“Investor concerns that Reliance may extend the free mobile-phone services have faded,” Rajendra Prasad, an analyst at Karvy Stock Broking Ltd., said by phone. “Analysts are making back-of-the-hand calculations” on when Reliance Jio Infocomm will turn profitable, he said.
Prasad said he will revise his price target of 1,192 rupees. Other analysts may also need to change their price forecasts after the stock rose above the one-year consensus price target for the first time since June 2014. Reliance’s weighting in the S&P BSE Sensex rose a notch to 7.56 percent, surpassing software exporter Infosys Ltd. as the fourth-biggest company by weight, data compiled by Bloomberg. Tata Consultancy Services Ltd. is India’s top company by market value.
Reliance, which has spent $25 billion on its fourth generation, wireless data network, started to offer services free for an introductory period from September. The extension of the offer to March 31 had raised concerns among investors including HDFC Securities Ltd. and Sanford C. Bernstein about the viability of the business. Jio has signed up 100 million users so far.
Those concerns eased after Ambani said Tuesday customers will have the option of signing up for a Jio Prime membership at 99 rupees ($1.48) for one year, plus a monthly charge of 303 rupees, to continue using unlimited services for a year.
The monthly charges are attractive enough to allow retention of at least 50 percent of its customer base, Tarun Lakhotia, an analyst at Kotak Institutional Equities said in a report to clients Wednesday.
Reliance’s tariff plan will put a “cap” on revenue earned from higher-end subscribers at telecom operators, reducing average revenue earned from each customer, Credit Suisse said in a note to clients Wednesday. Rivals Bharti Airtel Ltd. and Vodafone Group Plc’s Indian unit have slashed data tariffs by as much as 67 percent to counter Ambani’s Jio.

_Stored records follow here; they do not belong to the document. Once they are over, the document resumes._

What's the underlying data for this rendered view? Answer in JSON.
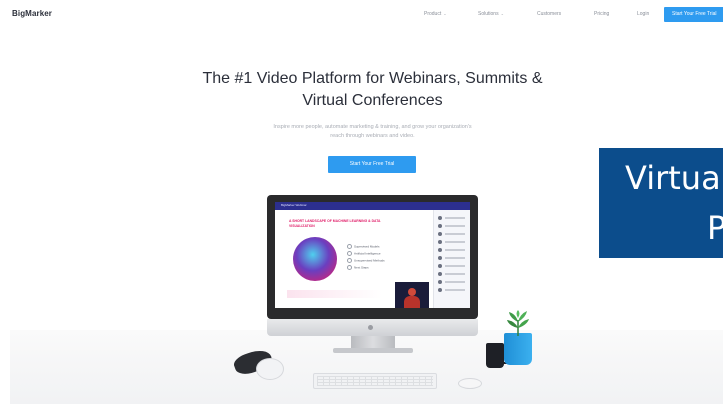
{
  "nav": {
    "logo": "BigMarker",
    "items": [
      {
        "label": "Product",
        "caret": "⌄"
      },
      {
        "label": "Solutions",
        "caret": "⌄"
      },
      {
        "label": "Customers",
        "caret": ""
      },
      {
        "label": "Pricing",
        "caret": ""
      },
      {
        "label": "Login",
        "caret": ""
      }
    ],
    "cta_label": "Start Your Free Trial"
  },
  "hero": {
    "headline_line1": "The #1 Video Platform for Webinars, Summits &",
    "headline_line2": "Virtual Conferences",
    "sub_line1": "Inspire more people, automate marketing & training, and grow your organization's",
    "sub_line2": "reach through webinars and video.",
    "cta_label": "Start Your Free Trial"
  },
  "screen": {
    "title": "BigMarker Webinar",
    "heading": "A SHORT LANDSCAPE OF MACHINE LEARNING & DATA VISUALIZATION",
    "agenda": [
      "Supervised Models",
      "Artificial Intelligence",
      "Unsupervised Methods",
      "Next Steps"
    ]
  },
  "overlay": {
    "line1": "Virtua",
    "line2": "P"
  },
  "colors": {
    "brand_blue": "#2e9bf0",
    "overlay_blue": "#0c4d8c",
    "screen_bar": "#2c2f8f",
    "heading_pink": "#e0206a"
  }
}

“From Jio’s perspective, it would now be interesting to see how they manage the transition to paid usage, without seeing a sharp drop off in subscriber base,” Credit Suisse analysts Sunil Tirumalai and Viral Shah said in the note. “The next 30 days would probably be used to gauge interest levels to these new price points, as also to market these to existing subscribers.”
— With assistance by Ravil Shirodkar, and Ameya Karve